But what the really successful organisations also know is that planning is but one of the elements required to effectively manage risk. They know only too well – and subscribe to – the truism that even the best laid plans of mice and men can, and often do, go awry.

And they appreciate that the key piece in any organisation’s risk management puzzle is its culture. Get that right and you’re well on your way.

Don’t get me wrong, planning is a fundamental element and good boards routinely prepare and approve carefully considered and robust risk management plans, policies, procedures, registers and other standard methodologies.

They also ensure that the risk management suite is kept current and the risk register regularly updated. Some organisations even go to the extent of preparing a colour-coded ‘heat register’, with dangerous risks in red and those of a more benign nature in green.

We certainly need these as they provide us with a vision of what could happen, the likelihood of it happening, the potential consequences should it happen and an understanding of what mechanisms are in place – or need to be in place – to control and deal with risks.

But let’s be utterly candid here: they are not an organisation’s best risk alleviators. Indeed, chances are they will quickly be rendered barren if those in the organisation don’t take notice of and buy into them.

By way of example – and I’m happy to name and give kudos to the company concerned – I recently visited the Adelaide office of Bendigo Adelaide Bank and was bowled over by the culture. It was positively palpable the moment I entered the building, flying in the face of every preconceived notion I’ve ever held about a bank. The people at reception were warm, friendly and chatty and this mood permeated the building, up to and including senior management who had none of the superiority stuffiness we expect to find in these institutions.

People were smiling; it was so refreshing, so contagious.

And unsurprisingly, Bendigo Adelaide Bank is performing very well, thank you!

Contrast this with the offices – no names, no pack drill – of some of the big commercial law firms in this country. They may have fantastic city offices with spectacular views but they’re sterile, haughty and pompous, to the point where even the young receptionist is superciliousness personified.

I know which organisation I’d prefer to be with when it comes to effectively managing risk.

How about you?

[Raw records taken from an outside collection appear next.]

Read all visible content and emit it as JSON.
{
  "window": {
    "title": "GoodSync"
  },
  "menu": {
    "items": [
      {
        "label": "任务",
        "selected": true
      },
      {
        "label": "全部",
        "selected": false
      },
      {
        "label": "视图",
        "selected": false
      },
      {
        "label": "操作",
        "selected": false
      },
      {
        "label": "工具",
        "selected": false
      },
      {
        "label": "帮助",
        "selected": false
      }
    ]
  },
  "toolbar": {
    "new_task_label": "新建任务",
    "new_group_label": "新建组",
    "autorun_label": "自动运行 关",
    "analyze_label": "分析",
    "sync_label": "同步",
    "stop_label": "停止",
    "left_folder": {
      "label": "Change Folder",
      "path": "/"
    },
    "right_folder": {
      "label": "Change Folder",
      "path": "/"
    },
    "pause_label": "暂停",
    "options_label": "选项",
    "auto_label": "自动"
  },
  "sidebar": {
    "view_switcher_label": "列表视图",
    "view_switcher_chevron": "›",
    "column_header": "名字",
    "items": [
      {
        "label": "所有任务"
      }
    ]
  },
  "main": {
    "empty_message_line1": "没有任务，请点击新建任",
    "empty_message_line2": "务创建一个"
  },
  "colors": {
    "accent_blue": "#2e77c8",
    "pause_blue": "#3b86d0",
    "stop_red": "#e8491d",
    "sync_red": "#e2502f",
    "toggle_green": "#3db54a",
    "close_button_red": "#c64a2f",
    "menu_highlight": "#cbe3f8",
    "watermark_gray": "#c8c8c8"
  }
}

Share on social media...
Share on FacebookTweet about this on TwitterShare on Google+Share on LinkedInPin on PinterestEmail this to someone

2 thoughts on “Culture’s at core of best practice risk management

  1. Hi Kate,
    Do you feel a little better after that culture comparrison?
    Just to let you know that I always read your GM Blogs and this time had a bit of chuckle.
    HASSELL were the architects and designers of the BAB fit-out and continue to do good work for them across the country in providing the right environment to help change their working style to activity based working (ABW).
    Many of our clients have embraced ABW, but as you can well imagine law firms with all those space hungry boxes (cellular offices) will be the last to change.
    I suspect that it will take at least another generation for legal practice to change their ways, as the culture is endemic from university education right through to the senior judges.
    Our Prime Minister, Tony Abbott, might think that the age of entitlement is over, but the lawyers won’t have a bar of it. (intended pun)
    We should catch up for a coffee sometime soon.
    Mark Coventry

  2. So very true.

    It’s interesting that many directors and senior execs still think of culture as something a bit “warm and fuzzy” that might be attended to after all the other “important” things have beed done.

    There are now such strong links between culture and organisational performance, that it should now sit as an indicator alongside the other more common indicators of performance and risk.

Leave a Reply

Your email address will not be published. Required fields are marked *

This blog is kept spam free by WP-SpamFree.